Critics now say that the government could have chosen much more cost-effective alternatives.
“For the most part, what I see is a very expensive incarceration scheme,” said Rep. Zoe Lofgren (CA), the top Democrat on the House’s Immigration and Border Security subcommittee. “It’s costly to the taxpayers and achieves almost nothing, other than trauma to already traumatized individuals.”
According to the Post, CCA’s chief executive, Damon Hininger, informed investors that ICE recently began pushing for a more “cost-effective solution.”
CCA declined Post’s requests for a comment.
According to US Customs and Border Protection data, 27,754 unaccompanied children were taken into custody by officials between October 2015 and March 2016, representing a 78 percent increase from 2015 figures.
Since the beginning of 2016, the Obama administration has conducted nationwide raids of immigrant communities, particularly immigrants who entered the US after January 1, 2014, and have received orders of deportation since then. The raids have been widely condemned as punitive and inhumane.
A recent lawsuit shed light on the government’s deportation tactics, accusing the feds of using unconstitutional and deceptive schemes to detain more than 120 women and children in one of the raids.
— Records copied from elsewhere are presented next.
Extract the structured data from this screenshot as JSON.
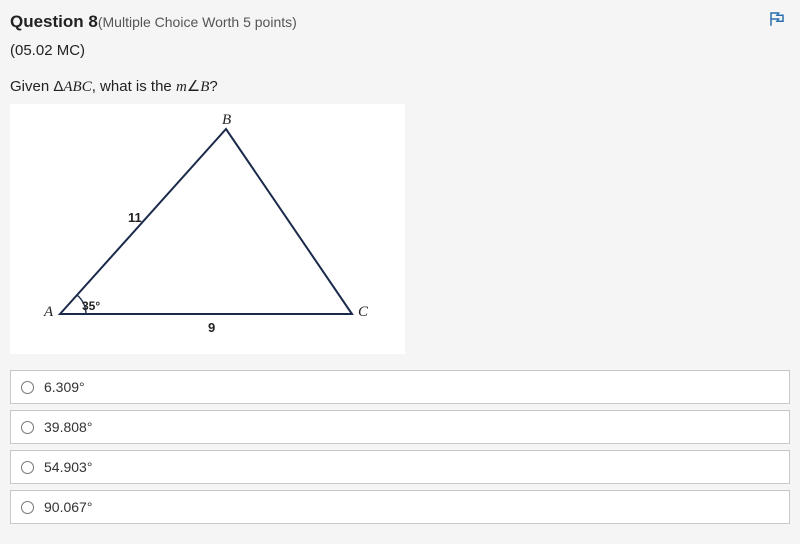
{
  "header": {
    "question_label": "Question 8",
    "worth_text": "(Multiple Choice Worth 5 points)"
  },
  "topic_code": "(05.02 MC)",
  "prompt": {
    "prefix": "Given Δ",
    "triangle": "ABC",
    "mid": ", what is the ",
    "measure_m": "m",
    "angle_sym": "∠",
    "angle_vertex": "B",
    "suffix": "?"
  },
  "diagram": {
    "vertex_A": "A",
    "vertex_B": "B",
    "vertex_C": "C",
    "side_AB": "11",
    "side_AC": "9",
    "angle_A": "35°"
  },
  "options": [
    {
      "label": "6.309°"
    },
    {
      "label": "39.808°"
    },
    {
      "label": "54.903°"
    },
    {
      "label": "90.067°"
    }
  ],
  "flag_icon": "⚑"
}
But the Obama administration defended its recent raids, saying that it is following guidelines the US Department of Homeland Security adopted in November of 2014. In seven years of his presidency, President Barack Obama has overseen the removal of more than 2.4 million immigrants, earning him the “deporter-in-chief” label.